Following up on our recent post concerning ink cartridge life, Red River Paper, one of our favorite paper companies, has posted some similar test results regarding Epson’s Stylus Photo R1900 and Stylus Photo R2400 printers. They used the same test image and similar measurement techniques to come up with a cost per print for images printed at 4" by 6", 5" by 7", 8" by 10", 11" by 14" and 13" by 19". They also work a bit deeper on trying to define a metric for something they call “Cartridge Equivalent Usage,” or CEU.
This report addresses concerns and arguments about the true cost of ink in desktop photo printing. Using the Epson R2400 and Epson R1900, we conducted a series of print tests to determine how much ink is used in a full coverage 8”x10” print. From that figure we extrapolated ink usage per square inch. The objective is to share a realistic cost per print vision with inkjet users. The choice to pursue photo inkjet printing is in the end an individual economic choice.
We think this is pretty important stuff, and it’s good to see others working on similar tests — the data regarding the R1900 is especially welcome, and it looks like Red River’s results on the R2400 are very similar to ours, which speaks well to this style of test’s repeatability. If you’re interested in this topic, it’s worth going through the report.
Based on some of the comments we’ve received, we think there are a few tweaks we can make to get the test methodology a bit more secure, and be extended to HP and Canon printers.

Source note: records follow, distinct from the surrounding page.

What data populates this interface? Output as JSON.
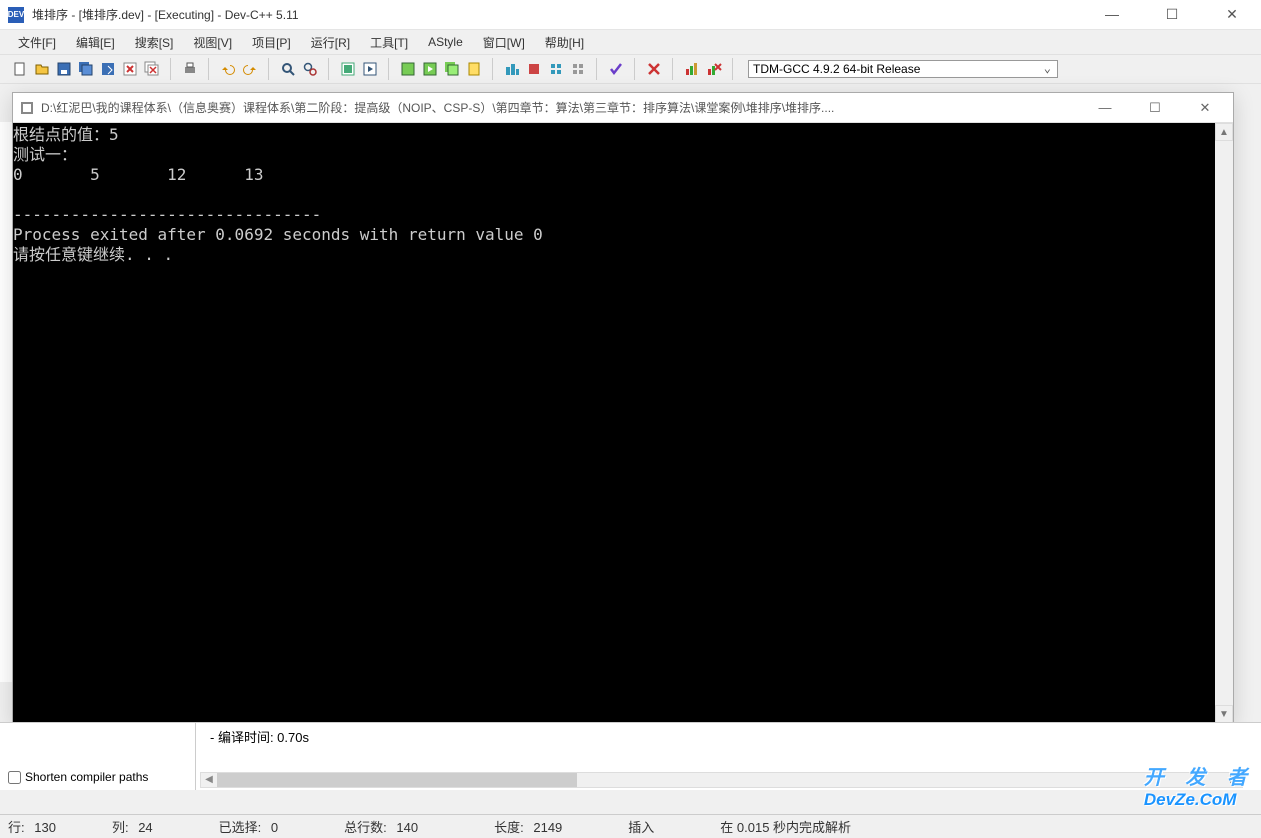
{
  "main_window": {
    "title": "堆排序 - [堆排序.dev] - [Executing] - Dev-C++ 5.11"
  },
  "menubar": {
    "items": [
      "文件[F]",
      "编辑[E]",
      "搜索[S]",
      "视图[V]",
      "项目[P]",
      "运行[R]",
      "工具[T]",
      "AStyle",
      "窗口[W]",
      "帮助[H]"
    ]
  },
  "toolbar": {
    "compiler_selected": "TDM-GCC 4.9.2 64-bit Release"
  },
  "console_window": {
    "title": "D:\\红泥巴\\我的课程体系\\（信息奥赛）课程体系\\第二阶段：提高级（NOIP、CSP-S）\\第四章节：算法\\第三章节：排序算法\\课堂案例\\堆排序\\堆排序....",
    "lines": [
      "根结点的值：5",
      "测试一：",
      "0       5       12      13",
      "",
      "--------------------------------",
      "Process exited after 0.0692 seconds with return value 0",
      "请按任意键继续. . ."
    ]
  },
  "bottom": {
    "shorten_label": "Shorten compiler paths",
    "compile_time_line": "- 编译时间: 0.70s"
  },
  "statusbar": {
    "row_label": "行:",
    "row_val": "130",
    "col_label": "列:",
    "col_val": "24",
    "sel_label": "已选择:",
    "sel_val": "0",
    "total_label": "总行数:",
    "total_val": "140",
    "len_label": "长度:",
    "len_val": "2149",
    "mode": "插入",
    "parse_msg": "在 0.015 秒内完成解析"
  },
  "watermark": {
    "cn": "开 发 者",
    "en": "DevZe.CoM"
  }
}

Stay tuned.
1 thought on “Red River ink life testing”
Nice post. Great blog. Keep it coming 😀
Comments are closed.